:: Listed records ::
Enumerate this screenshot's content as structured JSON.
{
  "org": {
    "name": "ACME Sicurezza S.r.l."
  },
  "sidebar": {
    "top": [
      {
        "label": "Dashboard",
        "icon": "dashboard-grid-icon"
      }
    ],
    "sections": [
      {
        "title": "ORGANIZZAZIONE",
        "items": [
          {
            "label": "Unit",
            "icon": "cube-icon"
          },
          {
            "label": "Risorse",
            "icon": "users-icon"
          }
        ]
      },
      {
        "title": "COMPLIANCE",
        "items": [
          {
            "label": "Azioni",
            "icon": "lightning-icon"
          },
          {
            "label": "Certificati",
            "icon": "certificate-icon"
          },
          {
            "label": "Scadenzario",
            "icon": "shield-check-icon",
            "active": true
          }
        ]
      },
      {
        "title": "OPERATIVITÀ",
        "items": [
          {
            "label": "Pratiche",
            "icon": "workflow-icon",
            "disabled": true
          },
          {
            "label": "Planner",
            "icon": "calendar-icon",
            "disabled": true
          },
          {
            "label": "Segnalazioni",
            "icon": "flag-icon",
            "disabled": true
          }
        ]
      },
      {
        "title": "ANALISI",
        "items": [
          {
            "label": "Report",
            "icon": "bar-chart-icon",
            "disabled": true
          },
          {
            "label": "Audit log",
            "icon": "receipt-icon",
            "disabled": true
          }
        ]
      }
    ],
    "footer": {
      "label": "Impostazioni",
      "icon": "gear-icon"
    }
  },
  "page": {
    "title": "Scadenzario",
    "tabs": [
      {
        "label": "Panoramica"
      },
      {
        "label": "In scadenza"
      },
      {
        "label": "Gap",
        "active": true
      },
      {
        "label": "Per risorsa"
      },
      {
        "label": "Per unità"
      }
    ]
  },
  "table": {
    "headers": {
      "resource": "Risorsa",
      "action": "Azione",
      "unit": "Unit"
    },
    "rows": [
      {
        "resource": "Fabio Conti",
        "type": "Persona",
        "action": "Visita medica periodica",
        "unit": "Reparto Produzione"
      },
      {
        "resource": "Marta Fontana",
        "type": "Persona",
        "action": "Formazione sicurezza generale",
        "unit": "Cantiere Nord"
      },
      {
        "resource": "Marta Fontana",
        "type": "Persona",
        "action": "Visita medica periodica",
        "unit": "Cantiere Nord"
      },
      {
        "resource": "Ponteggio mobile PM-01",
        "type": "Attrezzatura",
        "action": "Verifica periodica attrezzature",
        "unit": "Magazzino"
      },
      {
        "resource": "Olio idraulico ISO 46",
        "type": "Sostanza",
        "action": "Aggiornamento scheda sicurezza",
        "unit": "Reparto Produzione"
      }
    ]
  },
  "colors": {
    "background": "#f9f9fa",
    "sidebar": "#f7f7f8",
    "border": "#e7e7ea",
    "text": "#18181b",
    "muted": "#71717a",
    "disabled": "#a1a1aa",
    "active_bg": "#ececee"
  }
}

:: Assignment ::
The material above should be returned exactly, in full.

:: Output below ::
Enumerate this screenshot's content as structured JSON.
{
  "org": {
    "name": "ACME Sicurezza S.r.l."
  },
  "sidebar": {
    "top": [
      {
        "label": "Dashboard",
        "icon": "dashboard-grid-icon"
      }
    ],
    "sections": [
      {
        "title": "ORGANIZZAZIONE",
        "items": [
          {
            "label": "Unit",
            "icon": "cube-icon"
          },
          {
            "label": "Risorse",
            "icon": "users-icon"
          }
        ]
      },
      {
        "title": "COMPLIANCE",
        "items": [
          {
            "label": "Azioni",
            "icon": "lightning-icon"
          },
          {
            "label": "Certificati",
            "icon": "certificate-icon"
          },
          {
            "label": "Scadenzario",
            "icon": "shield-check-icon",
            "active": true
          }
        ]
      },
      {
        "title": "OPERATIVITÀ",
        "items": [
          {
            "label": "Pratiche",
            "icon": "workflow-icon",
            "disabled": true
          },
          {
            "label": "Planner",
            "icon": "calendar-icon",
            "disabled": true
          },
          {
            "label": "Segnalazioni",
            "icon": "flag-icon",
            "disabled": true
          }
        ]
      },
      {
        "title": "ANALISI",
        "items": [
          {
            "label": "Report",
            "icon": "bar-chart-icon",
            "disabled": true
          },
          {
            "label": "Audit log",
            "icon": "receipt-icon",
            "disabled": true
          }
        ]
      }
    ],
    "footer": {
      "label": "Impostazioni",
      "icon": "gear-icon"
    }
  },
  "page": {
    "title": "Scadenzario",
    "tabs": [
      {
        "label": "Panoramica"
      },
      {
        "label": "In scadenza"
      },
      {
        "label": "Gap",
        "active": true
      },
      {
        "label": "Per risorsa"
      },
      {
        "label": "Per unità"
      }
    ]
  },
  "table": {
    "headers": {
      "resource": "Risorsa",
      "action": "Azione",
      "unit": "Unit"
    },
    "rows": [
      {
        "resource": "Fabio Conti",
        "type": "Persona",
        "action": "Visita medica periodica",
        "unit": "Reparto Produzione"
      },
      {
        "resource": "Marta Fontana",
        "type": "Persona",
        "action": "Formazione sicurezza generale",
        "unit": "Cantiere Nord"
      },
      {
        "resource": "Marta Fontana",
        "type": "Persona",
        "action": "Visita medica periodica",
        "unit": "Cantiere Nord"
      },
      {
        "resource": "Ponteggio mobile PM-01",
        "type": "Attrezzatura",
        "action": "Verifica periodica attrezzature",
        "unit": "Magazzino"
      },
      {
        "resource": "Olio idraulico ISO 46",
        "type": "Sostanza",
        "action": "Aggiornamento scheda sicurezza",
        "unit": "Reparto Produzione"
      }
    ]
  },
  "colors": {
    "background": "#f9f9fa",
    "sidebar": "#f7f7f8",
    "border": "#e7e7ea",
    "text": "#18181b",
    "muted": "#71717a",
    "disabled": "#a1a1aa",
    "active_bg": "#ececee"
  }
}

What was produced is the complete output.